Dataset excerpts
————————

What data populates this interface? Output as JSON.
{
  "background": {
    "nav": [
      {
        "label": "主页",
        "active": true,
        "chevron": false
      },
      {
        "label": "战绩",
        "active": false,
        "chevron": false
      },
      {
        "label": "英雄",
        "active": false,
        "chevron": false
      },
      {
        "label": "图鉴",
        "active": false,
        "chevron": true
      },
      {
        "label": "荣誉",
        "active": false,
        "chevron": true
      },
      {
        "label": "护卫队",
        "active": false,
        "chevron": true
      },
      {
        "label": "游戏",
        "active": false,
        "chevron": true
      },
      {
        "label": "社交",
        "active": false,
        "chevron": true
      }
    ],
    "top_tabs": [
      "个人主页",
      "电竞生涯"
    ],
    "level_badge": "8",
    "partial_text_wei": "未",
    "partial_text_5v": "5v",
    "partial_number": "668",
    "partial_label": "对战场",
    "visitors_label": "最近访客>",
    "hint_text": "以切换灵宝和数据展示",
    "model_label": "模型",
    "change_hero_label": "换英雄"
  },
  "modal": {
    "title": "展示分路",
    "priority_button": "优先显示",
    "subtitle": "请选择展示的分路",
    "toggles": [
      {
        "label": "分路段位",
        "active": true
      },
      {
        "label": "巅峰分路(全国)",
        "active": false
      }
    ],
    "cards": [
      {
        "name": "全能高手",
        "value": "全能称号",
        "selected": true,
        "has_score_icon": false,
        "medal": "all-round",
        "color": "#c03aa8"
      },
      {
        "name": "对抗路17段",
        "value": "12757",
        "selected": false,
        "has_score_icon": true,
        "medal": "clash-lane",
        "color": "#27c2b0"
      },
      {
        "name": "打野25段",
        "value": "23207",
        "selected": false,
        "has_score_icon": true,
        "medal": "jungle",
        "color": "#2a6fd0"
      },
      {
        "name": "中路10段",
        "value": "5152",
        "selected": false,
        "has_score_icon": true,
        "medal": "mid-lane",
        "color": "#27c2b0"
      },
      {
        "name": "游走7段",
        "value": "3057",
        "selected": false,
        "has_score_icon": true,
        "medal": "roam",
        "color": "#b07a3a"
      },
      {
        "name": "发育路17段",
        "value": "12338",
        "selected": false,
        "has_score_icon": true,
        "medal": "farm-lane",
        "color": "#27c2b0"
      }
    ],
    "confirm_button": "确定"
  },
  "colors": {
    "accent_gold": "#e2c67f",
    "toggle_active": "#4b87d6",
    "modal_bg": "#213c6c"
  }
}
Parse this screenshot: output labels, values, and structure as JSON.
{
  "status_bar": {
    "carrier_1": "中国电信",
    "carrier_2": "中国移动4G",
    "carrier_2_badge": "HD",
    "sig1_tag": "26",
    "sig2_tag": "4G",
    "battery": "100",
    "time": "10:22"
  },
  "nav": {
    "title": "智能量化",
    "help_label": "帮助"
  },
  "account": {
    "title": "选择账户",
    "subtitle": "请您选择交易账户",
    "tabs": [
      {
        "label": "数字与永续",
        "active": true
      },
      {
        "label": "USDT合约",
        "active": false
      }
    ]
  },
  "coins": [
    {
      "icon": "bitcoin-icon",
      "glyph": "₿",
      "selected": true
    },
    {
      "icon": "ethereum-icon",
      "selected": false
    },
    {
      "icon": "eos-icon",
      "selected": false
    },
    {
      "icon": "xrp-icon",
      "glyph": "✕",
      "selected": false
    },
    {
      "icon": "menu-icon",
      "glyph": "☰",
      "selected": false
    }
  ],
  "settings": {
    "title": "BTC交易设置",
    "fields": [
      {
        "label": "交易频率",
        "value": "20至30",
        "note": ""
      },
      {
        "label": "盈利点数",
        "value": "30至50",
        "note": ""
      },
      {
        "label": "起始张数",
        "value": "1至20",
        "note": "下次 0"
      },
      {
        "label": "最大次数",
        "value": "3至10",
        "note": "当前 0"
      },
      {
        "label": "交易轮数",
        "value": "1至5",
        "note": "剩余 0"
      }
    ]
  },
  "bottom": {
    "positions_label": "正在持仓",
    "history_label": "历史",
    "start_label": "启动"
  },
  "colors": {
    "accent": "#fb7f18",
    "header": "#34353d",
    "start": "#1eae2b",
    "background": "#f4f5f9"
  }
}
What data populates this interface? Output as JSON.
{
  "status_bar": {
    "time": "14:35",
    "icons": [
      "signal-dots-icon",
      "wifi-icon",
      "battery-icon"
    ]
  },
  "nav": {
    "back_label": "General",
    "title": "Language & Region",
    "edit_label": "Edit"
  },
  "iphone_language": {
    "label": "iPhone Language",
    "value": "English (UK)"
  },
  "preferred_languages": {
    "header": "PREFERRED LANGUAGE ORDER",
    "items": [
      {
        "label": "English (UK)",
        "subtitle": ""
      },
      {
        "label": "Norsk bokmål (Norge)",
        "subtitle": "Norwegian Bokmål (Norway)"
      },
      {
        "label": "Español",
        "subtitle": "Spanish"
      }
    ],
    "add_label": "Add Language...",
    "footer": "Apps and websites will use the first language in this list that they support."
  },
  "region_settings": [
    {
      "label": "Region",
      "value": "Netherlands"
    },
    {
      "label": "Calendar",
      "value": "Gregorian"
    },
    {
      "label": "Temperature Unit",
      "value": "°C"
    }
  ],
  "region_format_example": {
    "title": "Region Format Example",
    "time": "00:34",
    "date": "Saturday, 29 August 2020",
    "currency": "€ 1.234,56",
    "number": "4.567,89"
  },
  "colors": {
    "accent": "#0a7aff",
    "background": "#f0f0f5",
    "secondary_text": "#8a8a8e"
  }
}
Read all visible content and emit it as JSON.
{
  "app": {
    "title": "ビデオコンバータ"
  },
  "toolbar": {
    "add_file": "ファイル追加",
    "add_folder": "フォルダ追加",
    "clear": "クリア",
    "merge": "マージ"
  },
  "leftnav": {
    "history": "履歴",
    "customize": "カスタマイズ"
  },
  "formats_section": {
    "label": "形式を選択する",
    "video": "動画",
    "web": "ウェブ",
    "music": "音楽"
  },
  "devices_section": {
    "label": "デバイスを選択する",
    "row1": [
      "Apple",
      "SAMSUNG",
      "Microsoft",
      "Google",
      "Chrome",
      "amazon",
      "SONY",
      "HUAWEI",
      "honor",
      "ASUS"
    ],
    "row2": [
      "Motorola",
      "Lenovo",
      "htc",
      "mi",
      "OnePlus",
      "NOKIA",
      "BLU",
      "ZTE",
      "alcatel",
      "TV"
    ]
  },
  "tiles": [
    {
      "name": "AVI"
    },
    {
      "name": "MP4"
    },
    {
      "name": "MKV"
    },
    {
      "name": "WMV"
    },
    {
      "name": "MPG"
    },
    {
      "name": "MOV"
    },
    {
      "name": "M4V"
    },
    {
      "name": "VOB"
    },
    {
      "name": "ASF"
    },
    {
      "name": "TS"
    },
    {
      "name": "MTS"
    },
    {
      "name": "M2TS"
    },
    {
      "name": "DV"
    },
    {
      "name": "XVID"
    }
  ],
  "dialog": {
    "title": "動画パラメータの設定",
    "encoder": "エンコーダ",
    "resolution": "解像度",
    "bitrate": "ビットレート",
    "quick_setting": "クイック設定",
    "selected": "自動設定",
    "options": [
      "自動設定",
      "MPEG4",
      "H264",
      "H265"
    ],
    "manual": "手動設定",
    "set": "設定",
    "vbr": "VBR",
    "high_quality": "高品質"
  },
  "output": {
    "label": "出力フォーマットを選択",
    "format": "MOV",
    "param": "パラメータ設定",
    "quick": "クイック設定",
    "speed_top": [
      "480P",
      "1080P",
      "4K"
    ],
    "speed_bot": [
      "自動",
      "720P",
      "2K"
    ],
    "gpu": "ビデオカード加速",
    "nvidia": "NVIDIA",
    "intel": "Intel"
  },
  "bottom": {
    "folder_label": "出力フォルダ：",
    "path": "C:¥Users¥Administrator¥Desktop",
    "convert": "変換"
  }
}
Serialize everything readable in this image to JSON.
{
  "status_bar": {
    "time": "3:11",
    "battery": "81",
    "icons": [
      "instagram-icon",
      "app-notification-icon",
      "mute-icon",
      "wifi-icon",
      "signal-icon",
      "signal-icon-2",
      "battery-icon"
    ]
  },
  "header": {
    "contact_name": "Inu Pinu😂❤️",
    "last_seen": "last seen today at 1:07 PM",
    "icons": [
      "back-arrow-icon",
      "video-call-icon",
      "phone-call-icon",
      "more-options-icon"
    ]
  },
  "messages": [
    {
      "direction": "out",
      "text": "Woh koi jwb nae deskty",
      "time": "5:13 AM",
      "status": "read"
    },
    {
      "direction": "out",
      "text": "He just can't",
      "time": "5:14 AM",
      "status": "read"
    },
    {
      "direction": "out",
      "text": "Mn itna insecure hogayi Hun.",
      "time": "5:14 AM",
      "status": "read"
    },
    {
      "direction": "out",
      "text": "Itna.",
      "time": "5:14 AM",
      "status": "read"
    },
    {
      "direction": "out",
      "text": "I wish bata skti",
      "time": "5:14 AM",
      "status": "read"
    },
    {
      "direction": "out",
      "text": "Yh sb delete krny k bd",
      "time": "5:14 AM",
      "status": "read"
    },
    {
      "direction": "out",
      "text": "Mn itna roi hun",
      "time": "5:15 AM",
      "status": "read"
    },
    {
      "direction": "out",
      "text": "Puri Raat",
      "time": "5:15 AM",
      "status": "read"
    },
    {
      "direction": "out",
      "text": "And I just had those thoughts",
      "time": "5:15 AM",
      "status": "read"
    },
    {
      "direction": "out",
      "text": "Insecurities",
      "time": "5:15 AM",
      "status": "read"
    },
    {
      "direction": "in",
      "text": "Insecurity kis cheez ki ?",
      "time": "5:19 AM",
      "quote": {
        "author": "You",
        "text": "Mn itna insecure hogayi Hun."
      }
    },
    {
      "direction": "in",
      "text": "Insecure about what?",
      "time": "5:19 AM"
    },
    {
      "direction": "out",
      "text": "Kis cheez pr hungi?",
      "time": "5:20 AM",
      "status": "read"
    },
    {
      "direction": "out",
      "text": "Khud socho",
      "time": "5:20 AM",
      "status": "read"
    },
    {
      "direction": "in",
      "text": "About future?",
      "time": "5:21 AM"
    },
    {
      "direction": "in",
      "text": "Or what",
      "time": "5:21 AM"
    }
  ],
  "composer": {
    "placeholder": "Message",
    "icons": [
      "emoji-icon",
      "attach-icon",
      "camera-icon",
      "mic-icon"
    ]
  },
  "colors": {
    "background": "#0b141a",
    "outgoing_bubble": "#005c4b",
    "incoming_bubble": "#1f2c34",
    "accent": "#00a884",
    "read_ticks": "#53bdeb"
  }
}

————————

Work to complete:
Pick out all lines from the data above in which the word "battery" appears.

Exercise output:
    "battery": "100",
      "battery-icon"
    "battery": "81",
      "battery-icon"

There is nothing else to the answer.